Date: Feb 15, 2013 1:16 PM
Author: Michael Stemper
Subject: Re: infinity can't exist

In article <511D0025.FD5B3D49@btinternet.com>, Frederick Williams <freddywilliams@btinternet.com> writes:
>Craig Feinstein wrote:

>> Let's say I have a drawer of an infinite number of [...]
>>
>> How does modern mathematics resolve this paradox?

>
>A few years ago Zdislav V. Kovarik made a post listing a dozen or more
>meaning of the word "infinity" as used in different branches of
>mathematics. I'm hoping that he won't mind me reposting it:
>
>
>There is a long list of "infinities (with no claim to exhaustiveness):
> infinity of the one-point compactification of N,

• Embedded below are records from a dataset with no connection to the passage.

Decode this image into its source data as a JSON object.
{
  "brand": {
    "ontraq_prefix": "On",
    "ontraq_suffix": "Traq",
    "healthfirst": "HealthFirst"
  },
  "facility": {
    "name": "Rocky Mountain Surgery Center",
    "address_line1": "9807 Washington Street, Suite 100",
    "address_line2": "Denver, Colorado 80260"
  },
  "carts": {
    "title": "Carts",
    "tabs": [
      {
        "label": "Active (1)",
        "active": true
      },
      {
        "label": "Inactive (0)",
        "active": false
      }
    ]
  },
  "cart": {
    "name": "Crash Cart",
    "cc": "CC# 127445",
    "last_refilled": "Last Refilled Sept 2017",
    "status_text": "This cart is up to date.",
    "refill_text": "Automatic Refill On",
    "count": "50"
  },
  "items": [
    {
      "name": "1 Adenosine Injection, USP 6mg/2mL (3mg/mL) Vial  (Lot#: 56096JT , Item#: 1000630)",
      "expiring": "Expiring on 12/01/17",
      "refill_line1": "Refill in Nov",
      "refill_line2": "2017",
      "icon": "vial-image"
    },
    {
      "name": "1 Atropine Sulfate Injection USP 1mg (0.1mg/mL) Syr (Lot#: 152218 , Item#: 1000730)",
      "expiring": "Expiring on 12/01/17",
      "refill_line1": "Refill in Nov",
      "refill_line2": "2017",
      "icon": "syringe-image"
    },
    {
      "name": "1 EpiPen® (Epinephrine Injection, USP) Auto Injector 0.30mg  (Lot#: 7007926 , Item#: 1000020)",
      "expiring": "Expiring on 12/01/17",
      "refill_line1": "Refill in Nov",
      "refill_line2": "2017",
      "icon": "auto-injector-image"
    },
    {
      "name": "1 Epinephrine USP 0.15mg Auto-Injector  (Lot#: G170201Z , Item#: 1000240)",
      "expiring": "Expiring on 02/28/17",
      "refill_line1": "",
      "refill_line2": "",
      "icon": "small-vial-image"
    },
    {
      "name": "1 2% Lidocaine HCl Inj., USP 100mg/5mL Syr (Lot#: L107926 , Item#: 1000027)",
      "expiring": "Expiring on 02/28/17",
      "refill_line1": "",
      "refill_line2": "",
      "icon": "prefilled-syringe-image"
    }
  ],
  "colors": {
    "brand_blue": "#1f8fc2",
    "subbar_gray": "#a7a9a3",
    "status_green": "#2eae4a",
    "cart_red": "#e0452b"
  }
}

[snip]

> infinity in the theory of convex optimization,
> etc.;
>
> each of these has a clear definition and a set of well-defined rules
> for handling it.
>
> And the winner is...
> the really, really real infinity imagined by inexperienced debaters of
> foundations of mathematics; this one has the advantage that it need
> not be defined ("it's just there, don't you see?") and the user can
> switch from one set of rules to another, without warning, and without
> worrying about consistency, for the purpose of scoring points in idle
> and uneducated (at least on one side) debates.


Bravo! Author! Author!

--
Michael F. Stemper
#include <Standard_Disclaimer>
A preposition is something that you should never end a sentence with.